Sorry, we’ll get back to that in the moment I promise. Otherwise, another weakness of the piece is the dullness of the cyborg. The core of the character seems to be The Man With No Name, or more specifically the aged, life worn version from Unforgiven. But in the days before he was nattering with an empty chair, even when Clint Eastwood’s granite like face seemed to have emerged from the outcrops within the landscape he had an infinite amount of charisma, he was no simple Terminator. Whithouse's decided that his Kahler-Mas needs to be a near emotionless killing machine, which again doesn’t feel very Doctor Who, despite the moments when he considers his disenfranchisement from society. Though that’s perhaps preferable to last week’s comedy robots who, as has since been pointed out to me in the meantime by a friend, are supposed be funny even though they're the tools of Solomon’s genocide of the Silurians.

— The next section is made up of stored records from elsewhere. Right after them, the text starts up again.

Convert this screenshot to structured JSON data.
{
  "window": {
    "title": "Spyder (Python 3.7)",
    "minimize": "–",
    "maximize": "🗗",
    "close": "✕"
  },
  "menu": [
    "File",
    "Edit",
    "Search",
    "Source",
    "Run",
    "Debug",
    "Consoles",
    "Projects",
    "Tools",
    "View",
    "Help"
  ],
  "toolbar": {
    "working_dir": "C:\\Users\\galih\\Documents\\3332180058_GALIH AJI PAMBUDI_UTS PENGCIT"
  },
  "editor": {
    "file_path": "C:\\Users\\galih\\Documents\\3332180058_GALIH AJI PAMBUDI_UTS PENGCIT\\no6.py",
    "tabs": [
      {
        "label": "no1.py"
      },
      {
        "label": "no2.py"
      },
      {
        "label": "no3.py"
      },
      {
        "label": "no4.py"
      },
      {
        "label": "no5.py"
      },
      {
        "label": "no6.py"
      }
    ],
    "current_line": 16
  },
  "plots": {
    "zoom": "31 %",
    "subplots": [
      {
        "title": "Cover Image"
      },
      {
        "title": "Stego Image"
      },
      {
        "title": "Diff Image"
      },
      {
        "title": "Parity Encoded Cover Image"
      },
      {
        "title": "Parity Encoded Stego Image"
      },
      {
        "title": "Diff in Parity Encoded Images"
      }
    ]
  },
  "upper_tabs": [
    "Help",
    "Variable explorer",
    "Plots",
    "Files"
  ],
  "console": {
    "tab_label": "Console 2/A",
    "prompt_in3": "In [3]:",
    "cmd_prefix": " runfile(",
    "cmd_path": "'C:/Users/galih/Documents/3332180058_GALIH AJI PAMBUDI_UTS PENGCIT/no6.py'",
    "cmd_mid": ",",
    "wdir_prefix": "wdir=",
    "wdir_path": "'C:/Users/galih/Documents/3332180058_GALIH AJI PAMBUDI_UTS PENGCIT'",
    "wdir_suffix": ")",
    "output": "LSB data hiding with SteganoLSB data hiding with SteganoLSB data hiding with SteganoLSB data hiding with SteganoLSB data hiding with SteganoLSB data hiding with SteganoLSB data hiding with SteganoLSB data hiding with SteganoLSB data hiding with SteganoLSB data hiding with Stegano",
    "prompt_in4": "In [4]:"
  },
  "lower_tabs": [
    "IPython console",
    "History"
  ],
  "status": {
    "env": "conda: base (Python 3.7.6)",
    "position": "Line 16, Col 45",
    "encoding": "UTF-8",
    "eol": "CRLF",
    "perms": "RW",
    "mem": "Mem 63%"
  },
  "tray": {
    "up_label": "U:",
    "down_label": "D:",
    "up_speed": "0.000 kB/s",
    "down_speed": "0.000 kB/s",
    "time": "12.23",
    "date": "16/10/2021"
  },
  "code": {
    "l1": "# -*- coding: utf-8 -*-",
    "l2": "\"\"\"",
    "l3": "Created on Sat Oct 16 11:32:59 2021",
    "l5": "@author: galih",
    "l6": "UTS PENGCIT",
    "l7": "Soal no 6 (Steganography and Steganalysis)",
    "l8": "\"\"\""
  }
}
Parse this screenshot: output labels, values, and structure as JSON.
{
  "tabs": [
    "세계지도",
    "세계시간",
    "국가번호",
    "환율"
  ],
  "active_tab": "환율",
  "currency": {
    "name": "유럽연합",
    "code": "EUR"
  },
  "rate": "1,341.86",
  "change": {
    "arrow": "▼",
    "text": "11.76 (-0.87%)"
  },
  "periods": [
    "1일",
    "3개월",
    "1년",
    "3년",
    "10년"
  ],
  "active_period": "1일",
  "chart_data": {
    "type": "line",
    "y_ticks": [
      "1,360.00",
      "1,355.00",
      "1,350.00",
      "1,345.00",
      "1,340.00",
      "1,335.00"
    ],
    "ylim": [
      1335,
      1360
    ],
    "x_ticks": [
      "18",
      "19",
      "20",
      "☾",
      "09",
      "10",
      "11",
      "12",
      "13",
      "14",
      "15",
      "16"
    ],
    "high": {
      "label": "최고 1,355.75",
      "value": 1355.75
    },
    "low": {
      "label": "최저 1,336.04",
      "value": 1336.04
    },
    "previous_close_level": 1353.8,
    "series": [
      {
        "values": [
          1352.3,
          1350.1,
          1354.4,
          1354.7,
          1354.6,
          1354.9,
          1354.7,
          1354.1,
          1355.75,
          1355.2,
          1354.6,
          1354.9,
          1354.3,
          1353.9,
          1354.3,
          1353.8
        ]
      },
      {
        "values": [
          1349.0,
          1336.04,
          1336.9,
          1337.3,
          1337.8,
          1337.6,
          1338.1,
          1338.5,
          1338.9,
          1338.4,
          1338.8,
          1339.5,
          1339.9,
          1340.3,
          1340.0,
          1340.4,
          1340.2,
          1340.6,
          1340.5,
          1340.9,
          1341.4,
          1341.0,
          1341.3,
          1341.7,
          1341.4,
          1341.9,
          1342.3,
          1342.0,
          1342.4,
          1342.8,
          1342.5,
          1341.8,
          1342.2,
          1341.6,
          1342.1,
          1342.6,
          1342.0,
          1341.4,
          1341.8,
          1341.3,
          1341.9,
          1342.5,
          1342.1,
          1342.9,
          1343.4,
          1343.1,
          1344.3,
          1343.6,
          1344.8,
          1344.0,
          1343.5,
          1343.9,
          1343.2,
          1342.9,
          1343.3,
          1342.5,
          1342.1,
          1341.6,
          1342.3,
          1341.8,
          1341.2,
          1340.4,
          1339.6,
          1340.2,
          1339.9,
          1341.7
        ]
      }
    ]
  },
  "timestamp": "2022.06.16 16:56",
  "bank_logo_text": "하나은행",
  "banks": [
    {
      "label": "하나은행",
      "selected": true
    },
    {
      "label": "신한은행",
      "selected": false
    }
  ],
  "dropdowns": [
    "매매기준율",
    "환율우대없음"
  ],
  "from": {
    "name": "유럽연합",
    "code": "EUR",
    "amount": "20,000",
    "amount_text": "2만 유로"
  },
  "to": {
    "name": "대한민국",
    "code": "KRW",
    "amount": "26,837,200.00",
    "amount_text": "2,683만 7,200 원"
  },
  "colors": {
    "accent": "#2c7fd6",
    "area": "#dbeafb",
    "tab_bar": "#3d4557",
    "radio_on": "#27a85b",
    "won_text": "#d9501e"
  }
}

Wow, nearly two thousand words in two hours. Imagine if I ploughed this industry into something that matters. But perhaps this does matter. It’s about what we’re teaching our kids and what we as kids originally grokked about the series. On the one hand, I remember watching westerns as a child then playing cowboys and Indians in the back yard, plastic guns everywhere. Later it was Star Trek and phasers. Later still it was Transformers and transforming. But eventually it was back to Doctor Who because, amongst other things, of the ingenuity of the main character. Originally, all that was required for the Doctor to become a better person was Ian giving him a suspicious look when he brandished a rock to knock the brains out of a caveman because he's impeding their return to the TARDIS.
After that he's was a benevolent alien we could all love, ruminating on his rights, but now, according to this production team, that’s a lesson he has to learn again, again, and again, that he needs to reminded that he’s better than the Daleks, the Cyberman and the Master by whichever mono-heartbeater happens to be in the vicinity. That makes him a little bit dangerous perhaps, more alien, but I could never get along with the Sixth and Seventh Doctor much on television for similar reasons and it’ll be disappointing if that’s the route Moffat et al are going now, especially if like the latter it’s never really explained how he got from going out of his way to give some kids their best Christmas ever to what we witnessed these past few weeks. This can’t be “just because” can it? There has to be a reason for all this. What have we missed when we weren't looking? He hasn’t blown up Gallifrey again has he?